• [What to do]:
Check each line of the entries for the string "JSON". Report only how many lines have it.

(Interface dataset entries)
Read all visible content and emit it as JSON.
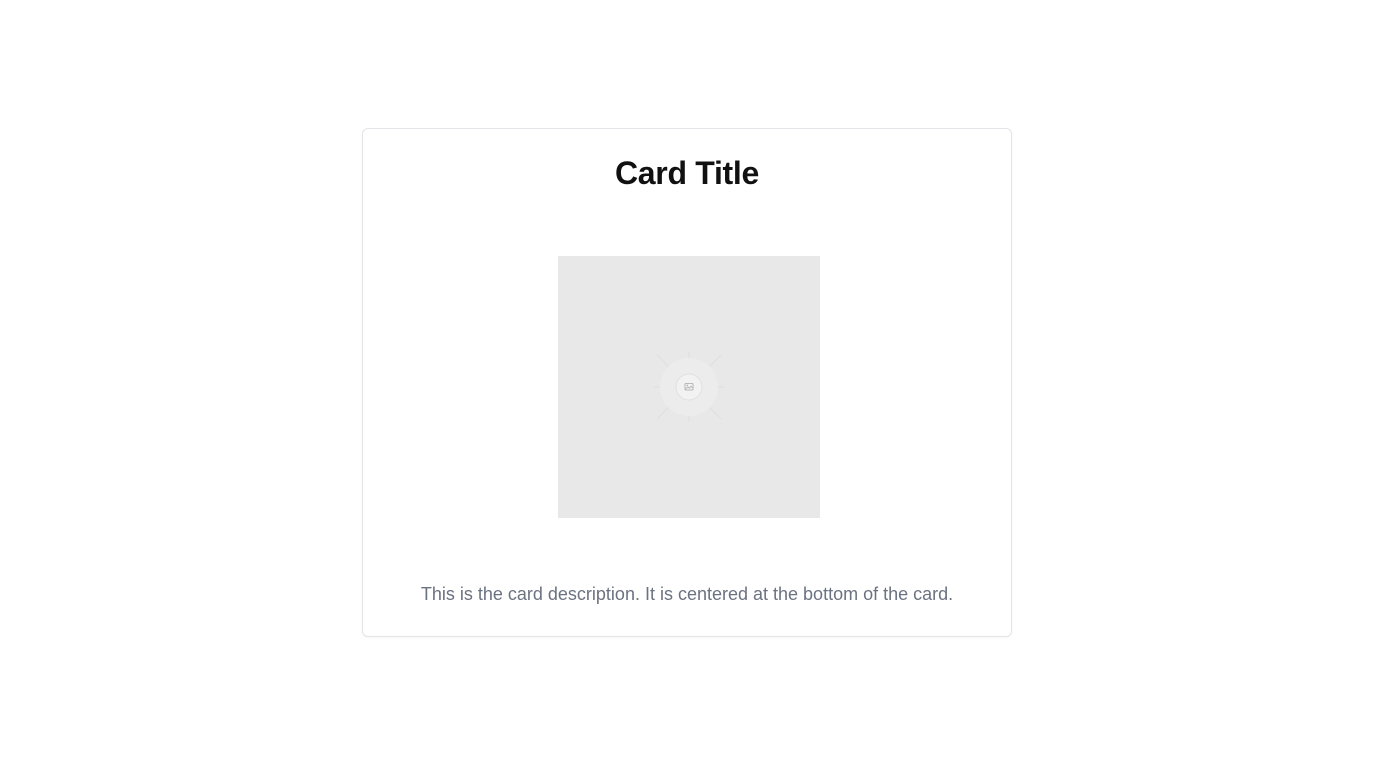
{
  "card": {
    "title": "Card Title",
    "image": {
      "icon": "image-icon"
    },
    "description": "This is the card description. It is centered at the bottom of the card."
  }
}
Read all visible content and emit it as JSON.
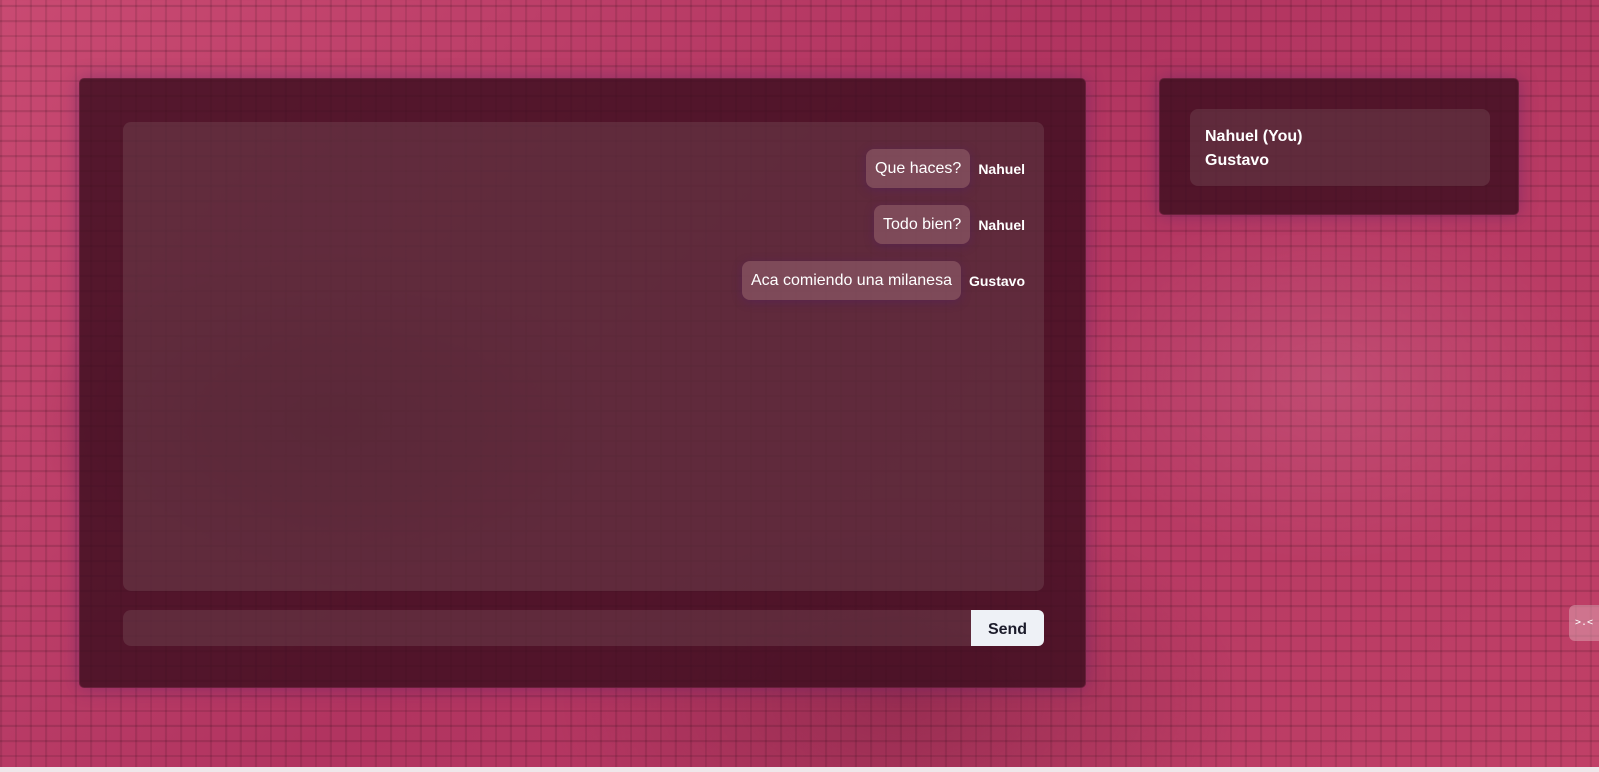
{
  "chat": {
    "messages": [
      {
        "text": "Que haces?",
        "author": "Nahuel"
      },
      {
        "text": "Todo bien?",
        "author": "Nahuel"
      },
      {
        "text": "Aca comiendo una milanesa",
        "author": "Gustavo"
      }
    ],
    "input": {
      "value": "",
      "placeholder": ""
    },
    "send_label": "Send"
  },
  "users": {
    "items": [
      {
        "label": "Nahuel (You)"
      },
      {
        "label": "Gustavo"
      }
    ]
  },
  "side_widget": {
    "label": ">.<"
  },
  "colors": {
    "background": "#b8385f",
    "panel": "#3c0e1e",
    "send_button": "#eef1f6"
  }
}
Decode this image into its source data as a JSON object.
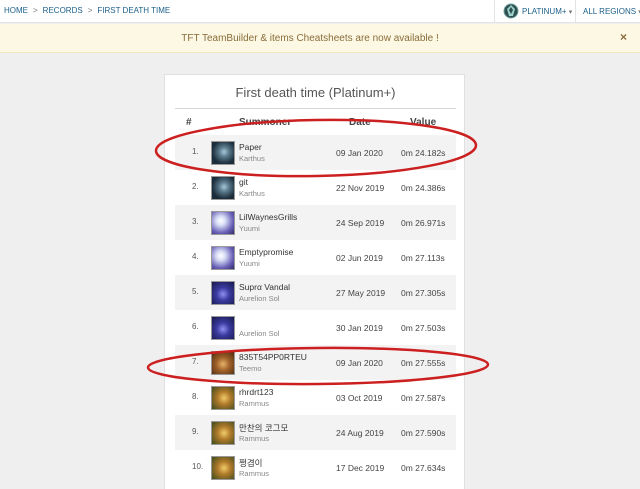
{
  "breadcrumb": {
    "home": "HOME",
    "records": "RECORDS",
    "current": "FIRST DEATH TIME",
    "separator": ">"
  },
  "tier_selector": {
    "label": "PLATINUM+",
    "icon": "platinum-emblem-icon"
  },
  "region_selector": {
    "label": "ALL REGIONS"
  },
  "banner": {
    "text": "TFT TeamBuilder & items Cheatsheets are now available !",
    "close": "×"
  },
  "leaderboard": {
    "title": "First death time (Platinum+)",
    "columns": {
      "rank": "#",
      "summoner": "Summoner",
      "date": "Date",
      "value": "Value"
    },
    "rows": [
      {
        "rank": "1.",
        "name": "Paper",
        "champion": "Karthus",
        "date": "09 Jan 2020",
        "value": "0m 24.182s",
        "avatar": "karthus"
      },
      {
        "rank": "2.",
        "name": "git",
        "champion": "Karthus",
        "date": "22 Nov 2019",
        "value": "0m 24.386s",
        "avatar": "karthus"
      },
      {
        "rank": "3.",
        "name": "LilWaynesGrills",
        "champion": "Yuumi",
        "date": "24 Sep 2019",
        "value": "0m 26.971s",
        "avatar": "yuumi"
      },
      {
        "rank": "4.",
        "name": "Emptypromise",
        "champion": "Yuumi",
        "date": "02 Jun 2019",
        "value": "0m 27.113s",
        "avatar": "yuumi"
      },
      {
        "rank": "5.",
        "name": "Suprα Vandal",
        "champion": "Aurelion Sol",
        "date": "27 May 2019",
        "value": "0m 27.305s",
        "avatar": "aurelion"
      },
      {
        "rank": "6.",
        "name": "",
        "champion": "Aurelion Sol",
        "date": "30 Jan 2019",
        "value": "0m 27.503s",
        "avatar": "aurelion"
      },
      {
        "rank": "7.",
        "name": "835T54PP0RTEU",
        "champion": "Teemo",
        "date": "09 Jan 2020",
        "value": "0m 27.555s",
        "avatar": "teemo"
      },
      {
        "rank": "8.",
        "name": "rhrdrt123",
        "champion": "Rammus",
        "date": "03 Oct 2019",
        "value": "0m 27.587s",
        "avatar": "rammus"
      },
      {
        "rank": "9.",
        "name": "만찬의 코그모",
        "champion": "Rammus",
        "date": "24 Aug 2019",
        "value": "0m 27.590s",
        "avatar": "rammus"
      },
      {
        "rank": "10.",
        "name": "쩡겸이",
        "champion": "Rammus",
        "date": "17 Dec 2019",
        "value": "0m 27.634s",
        "avatar": "rammus"
      }
    ]
  },
  "colors": {
    "link": "#1b5f89",
    "banner_bg": "#fcf8e3",
    "banner_text": "#8a6d3b",
    "annotation": "#cc1f1f"
  }
}
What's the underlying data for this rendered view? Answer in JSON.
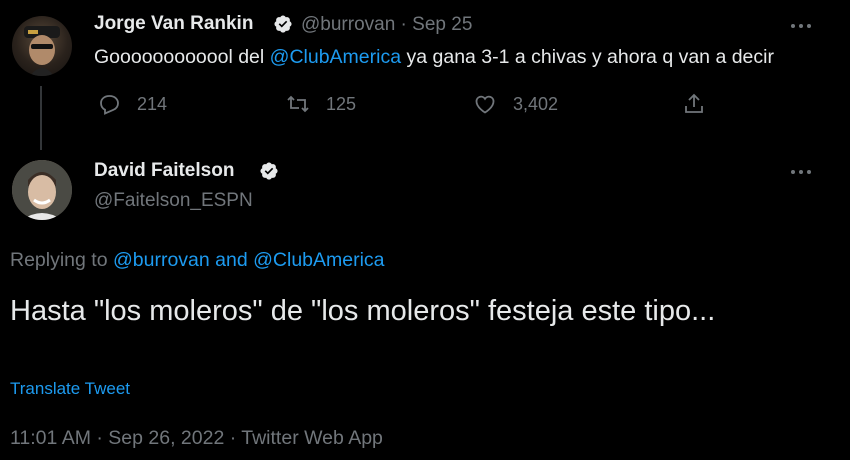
{
  "colors": {
    "background": "#000000",
    "text_primary": "#e7e9ea",
    "text_secondary": "#71767b",
    "accent": "#1d9bf0",
    "thread_line": "#333639"
  },
  "parent_tweet": {
    "author_name": "Jorge Van Rankin",
    "handle_and_date": "@burrovan · Sep 25",
    "text_before": "Goooooooooool del ",
    "mention": "@ClubAmerica",
    "text_after": " ya gana 3-1 a chivas y ahora q van a decir",
    "reply_count": "214",
    "retweet_count": "125",
    "like_count": "3,402",
    "icons": [
      "verified-icon",
      "more-icon",
      "reply-icon",
      "retweet-icon",
      "like-icon",
      "share-icon"
    ]
  },
  "main_tweet": {
    "author_name": "David Faitelson",
    "handle": "@Faitelson_ESPN",
    "replying_prefix": "Replying to ",
    "replying_mentions": "@burrovan and @ClubAmerica",
    "text": "Hasta \"los moleros\" de \"los moleros\" festeja este tipo...",
    "translate_label": "Translate Tweet",
    "meta": "11:01 AM · Sep 26, 2022 · Twitter Web App"
  }
}
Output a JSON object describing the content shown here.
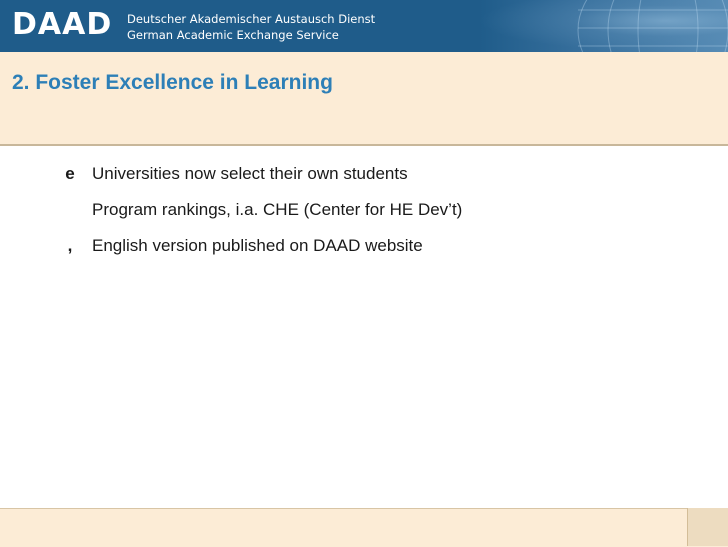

• [Output below]:
5